Just as important is legislation introduced by state Sen. Christine Tartaglione and state Rep. Patty Kim that contains strong anti-wage theft protections and companion legislation that raises Pennsylvania minimum wage to $10.10 per hour.

Pennsylvania is standing alone, and not for a good reason, as the only state in the region not to have raised the minimum wage above the federal rate of $7.25 per hour. Twenty-nine states have done so. Raising the minimum wage will not only boost the wages of 1.2 million Pennsylvania workers, it will provide an additional boost to local economies especially in rural areas of our state. We must pressure the leaders in the Legislature to let their members vote to raise the minimum wage. Gov. Tom Wolf supports the increase and so does over 70 percent of Pennsylvanians.

As we continue to push for these and many other policy changes which will raise the wages of millions of working Pennsylvanians, we also salute the thousands of workers across Pennsylvania who have just recently formed their unions for a stronger voice on the job. Their success along with a growing union presence in Pennsylvania's economy will help raise the standards for every working family in Pennsylvania.

We also encourage community support for our friends and our neighbors, members of the Communications Workers of America, International Brotherhood of Electrical Workers, and the United Steelworkers, as they continue to stand up for good jobs, defending their retirement security and their health care.

Their struggle is ours because what they are fighting for is what all of us want to achieve for ourselves and our families.
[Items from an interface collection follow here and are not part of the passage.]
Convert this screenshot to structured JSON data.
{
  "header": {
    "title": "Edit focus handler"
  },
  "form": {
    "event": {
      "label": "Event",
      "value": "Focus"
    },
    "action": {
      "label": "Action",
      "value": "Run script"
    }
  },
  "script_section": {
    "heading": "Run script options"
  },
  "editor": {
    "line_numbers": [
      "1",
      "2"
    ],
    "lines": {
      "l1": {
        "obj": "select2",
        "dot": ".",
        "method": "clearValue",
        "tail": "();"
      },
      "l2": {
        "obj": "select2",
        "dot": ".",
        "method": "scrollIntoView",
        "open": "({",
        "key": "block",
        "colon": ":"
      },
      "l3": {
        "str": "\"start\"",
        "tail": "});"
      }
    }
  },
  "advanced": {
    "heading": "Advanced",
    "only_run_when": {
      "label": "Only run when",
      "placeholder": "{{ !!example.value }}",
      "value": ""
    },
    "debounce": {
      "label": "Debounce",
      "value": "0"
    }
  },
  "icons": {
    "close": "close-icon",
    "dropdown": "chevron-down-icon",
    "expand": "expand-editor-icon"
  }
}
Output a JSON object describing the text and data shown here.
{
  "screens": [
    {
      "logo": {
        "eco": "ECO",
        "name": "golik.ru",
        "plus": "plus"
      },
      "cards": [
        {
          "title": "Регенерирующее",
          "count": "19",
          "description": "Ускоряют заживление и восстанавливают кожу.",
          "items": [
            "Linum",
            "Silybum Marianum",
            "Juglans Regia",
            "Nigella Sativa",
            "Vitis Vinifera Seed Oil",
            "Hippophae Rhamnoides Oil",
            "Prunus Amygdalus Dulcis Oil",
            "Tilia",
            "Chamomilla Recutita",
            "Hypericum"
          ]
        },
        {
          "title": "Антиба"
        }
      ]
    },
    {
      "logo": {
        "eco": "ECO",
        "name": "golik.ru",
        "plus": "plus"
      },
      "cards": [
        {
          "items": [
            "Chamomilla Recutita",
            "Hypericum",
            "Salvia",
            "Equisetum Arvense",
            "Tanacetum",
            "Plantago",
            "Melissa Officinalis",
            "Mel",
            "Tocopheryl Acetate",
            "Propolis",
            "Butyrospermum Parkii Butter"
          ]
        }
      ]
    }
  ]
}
All of us deserve to make more than a decent living, we deserve a decent life. It's time America's economic policies put people and families first, instead of the interests of a handful of wealthy and well-connected corporate CEO's. We need to change the debate from "what is good for the economy" to "what is good for America and working people." Enjoy the Labor Day Holiday and please remember to buy Pennsylvania and American made products every time you shop.

— The Pennsylvania AFL-CIO represents over 800,000 union workers.